By Debbie Gregory.
The Small Business Administration (SBA) provides resources to help women business owners to succeed, providing information on everything from how to register a woman veteran business to hiring a first employee. The SBA is available to help you start and grow a small business.
Along with the American Legion and Syracuse University, the SBA is offering a two-day entrepreneurial course titled “For Her Entrepreneurship – Resources, Opportunities, Experiences and Support.” The course is specifically designed for women military veterans and military spouses, and is free of charge.
Going into business can help military women veterans transition back into civilian life. New research has found that of 800 female business owners with military experience, 46% said owning their own business has helped their transition to civilian life.

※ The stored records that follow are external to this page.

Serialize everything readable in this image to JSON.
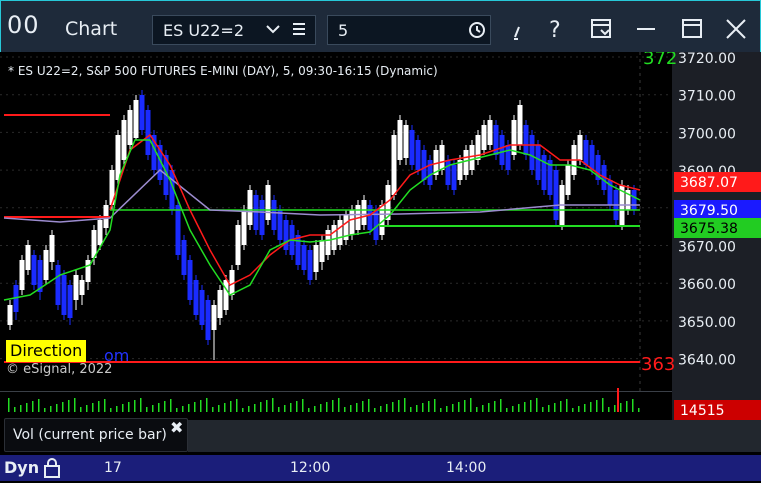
{
  "titlebar": {
    "app_icon_text": "00",
    "title": "Chart",
    "symbol": "ES U22=2",
    "interval": "5",
    "icons": [
      "chevron-down-icon",
      "list-icon",
      "clock-icon",
      "draw-icon",
      "help-icon",
      "layout-icon",
      "maximize-icon",
      "close-icon"
    ]
  },
  "chart": {
    "study_line": "* ES U22=2, S&P 500 FUTURES E-MINI (DAY), 5, 09:30-16:15 (Dynamic)",
    "copyright": "© eSignal, 2022",
    "direction_label": "Direction",
    "direction_suffix": "om",
    "price_ticks": [
      "3720.00",
      "3710.00",
      "3700.00",
      "3690.00",
      "3680.00",
      "3670.00",
      "3660.00",
      "3650.00",
      "3640.00"
    ],
    "badges": {
      "last_price": "3687.07",
      "mid_price": "3679.50",
      "green_level": "3675.38",
      "volume": "14515",
      "top_edge": "372",
      "bottom_edge": "363"
    },
    "colors": {
      "up_candle": "#ffffff",
      "down_candle": "#1a2bff",
      "red_line": "#ff1a1a",
      "green_line": "#22dd22",
      "purple_line": "#9c8ccf",
      "accent": "#27c8d8"
    }
  },
  "volume_pane": {
    "tooltip": "Vol (current price bar)",
    "close_glyph": "✖"
  },
  "footer": {
    "mode": "Dyn",
    "times": [
      "17",
      "12:00",
      "14:00"
    ]
  }
}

Most of the veteran woman entrepreneurs have credited their time in the military for inspiring them to start a business. Other responses showed that owning a small business held the same appeal and challenges to women veterans as to anyone else.
One program helping female vets overcome their business woes is the Women Veteran Entrepreneur Corps (WVEC). Created by a partnership between Capital One and Count Me In for Women’s Economic Independence, the WVEC is a training program for small businesswomen who are veterans or spouses of veterans, to help grow their business.
Another source for assistance in becoming a veteran business owner is the Veteran and Military Business Owners Association (VAMBOA). The non-profit trade association serves the needs of the veteran and military business communities by uniting veterans and military business owners for connections and contracts with both private corporations and government agencies.
VAMBOA was founded by Debbie Gregory, who has years of successful interaction with the military and veteran communities and is dedicated to those who serve, past and present.
El Paso Electric (EPE) is a regional electric utility providing generation, transmission and distribution service. EPE’s principal industrial and large customers include steel production, copper and oil refining, and United States military installations
Whenever economically feasible, EPE strives to contract with small businesses owned by minorities, women, veterans and/or service-disabled veterans. In the state of Texas, such firms are collectively known as historically underutilized businesses (HUBs).
EPE encourages its qualifying suppliers to obtain Small Disadvantaged Business, or HUBZone, certification from the SBA. They track and report on business done with companies that have SBA certification and on businesses owned by minorities, women and veteran women.
Contact the SBA to help you determine if your business is recognized as large or small. They will ask for your NAICS code, and your relevant revenue or employment data.